When dealing with a misbehaving child, many parents follow this pattern: instruction, warning, warning, last warning, really strong last warning, angry explosion!!
When we stretch out our instructions into multiple warnings and don’t follow through, it teaches our children to feel insecure under our guidance. If a child gets lots of warnings because a parent wants to avoid the hard work of following through, that selfishness can even decrease a child’s trust in their parent as safe and predictable.
Clear instructions, with clear consequences and predictable, stable follow-through, can be one of your most powerful tools for teaching your children to honor your requests. When you are predictable in what you say and do, it teaches your children to understand the cause and effect of consequences and helps them to grow more responsible for their actions.
Instead of warnings, try this approach:

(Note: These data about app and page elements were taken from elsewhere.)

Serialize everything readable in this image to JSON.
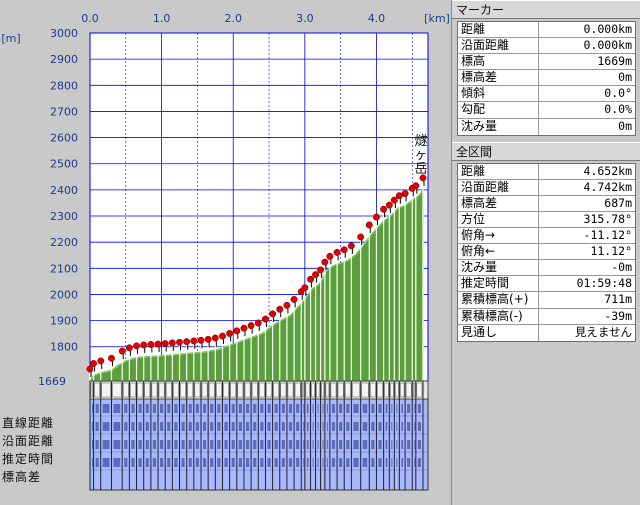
{
  "chart_data": {
    "type": "area",
    "title": "",
    "x_unit": "[km]",
    "y_unit": "[m]",
    "x_ticks": [
      "0.0",
      "1.0",
      "2.0",
      "3.0",
      "4.0"
    ],
    "y_ticks": [
      "3000",
      "2900",
      "2800",
      "2700",
      "2600",
      "2500",
      "2400",
      "2300",
      "2200",
      "2100",
      "2000",
      "1900",
      "1800"
    ],
    "y_base_label": "1669",
    "xlim": [
      0,
      4.72
    ],
    "ylim": [
      1669,
      3000
    ],
    "peak_label": "燧ヶ岳",
    "profile": {
      "x": [
        0.0,
        0.05,
        0.15,
        0.3,
        0.4,
        0.5,
        0.6,
        0.7,
        0.8,
        1.0,
        1.2,
        1.4,
        1.6,
        1.8,
        2.0,
        2.2,
        2.4,
        2.5,
        2.6,
        2.7,
        2.8,
        2.9,
        3.0,
        3.05,
        3.1,
        3.2,
        3.25,
        3.3,
        3.4,
        3.5,
        3.6,
        3.7,
        3.8,
        3.9,
        4.0,
        4.1,
        4.2,
        4.3,
        4.4,
        4.45,
        4.5,
        4.55,
        4.6,
        4.65
      ],
      "y": [
        1669,
        1690,
        1700,
        1710,
        1730,
        1745,
        1755,
        1760,
        1762,
        1765,
        1770,
        1775,
        1780,
        1790,
        1810,
        1830,
        1850,
        1870,
        1890,
        1905,
        1920,
        1950,
        1980,
        2000,
        2020,
        2040,
        2060,
        2090,
        2110,
        2120,
        2130,
        2150,
        2180,
        2220,
        2250,
        2280,
        2300,
        2330,
        2340,
        2350,
        2360,
        2370,
        2380,
        2400
      ]
    },
    "markers_x": [
      0.0,
      0.05,
      0.15,
      0.3,
      0.45,
      0.55,
      0.65,
      0.75,
      0.85,
      0.95,
      1.05,
      1.15,
      1.25,
      1.35,
      1.45,
      1.55,
      1.65,
      1.75,
      1.85,
      1.95,
      2.05,
      2.15,
      2.25,
      2.35,
      2.45,
      2.55,
      2.65,
      2.75,
      2.85,
      2.95,
      3.0,
      3.08,
      3.15,
      3.22,
      3.28,
      3.35,
      3.45,
      3.55,
      3.65,
      3.78,
      3.9,
      4.0,
      4.1,
      4.18,
      4.25,
      4.32,
      4.4,
      4.5,
      4.55,
      4.65
    ],
    "table_rows": [
      "直線距離",
      "沿面距離",
      "推定時間",
      "標高差"
    ]
  },
  "colors": {
    "plot_bg": "#ffffff",
    "grid": "#0000ff",
    "fill": "#5aa03a",
    "fill_light": "#8cc66a",
    "marker": "#e00000",
    "table_bg": "#a8b8ff"
  },
  "panel": {
    "marker": {
      "title": "マーカー",
      "rows": [
        {
          "key": "距離",
          "value": "0.000km"
        },
        {
          "key": "沿面距離",
          "value": "0.000km"
        },
        {
          "key": "標高",
          "value": "1669m"
        },
        {
          "key": "標高差",
          "value": "0m"
        },
        {
          "key": "傾斜",
          "value": "0.0°"
        },
        {
          "key": "勾配",
          "value": "0.0%"
        },
        {
          "key": "沈み量",
          "value": "0m"
        }
      ]
    },
    "section": {
      "title": "全区間",
      "rows": [
        {
          "key": "距離",
          "value": "4.652km"
        },
        {
          "key": "沿面距離",
          "value": "4.742km"
        },
        {
          "key": "標高差",
          "value": "687m"
        },
        {
          "key": "方位",
          "value": "315.78°"
        },
        {
          "key": "俯角→",
          "value": "-11.12°"
        },
        {
          "key": "俯角←",
          "value": "11.12°"
        },
        {
          "key": "沈み量",
          "value": "-0m"
        },
        {
          "key": "推定時間",
          "value": "01:59:48"
        },
        {
          "key": "累積標高(+)",
          "value": "711m"
        },
        {
          "key": "累積標高(-)",
          "value": "-39m"
        },
        {
          "key": "見通し",
          "value": "見えません"
        }
      ]
    }
  }
}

- Connect first – Slow down and look your child pleasantly in the eye. A touch on the shoulder, some affection or encouragement can help prepare your child to really listen.
- Give the instruction – simply and clearly.
- Invite your child to repeat the instruction so you know they’ve heard it.
- Explain the consequences if they do follow or don’t follow the instruction. E.g. “If you finish your homework you can have some computer time, but if not there will be no computer.”
- Let the child decide their response – with NO warnings!
- Follow through calmly with the results of whatever the child chose. Do not allow yourself to get caught up in negative emotions or outbursts even if the child works hard to pull you in. Keep it clear and calm. Earn trust by following through.
If you’ve been in the multiple warning pattern, this new approach may not go so well at first. But as kids get accustomed to your predictability and begin to feel more secure, they are far more likely to begin honoring your requests. By making a clear instruction part of your discipline strategy, you will teach children important lessons about taking responsibility for their decisions and the consequences that come with them.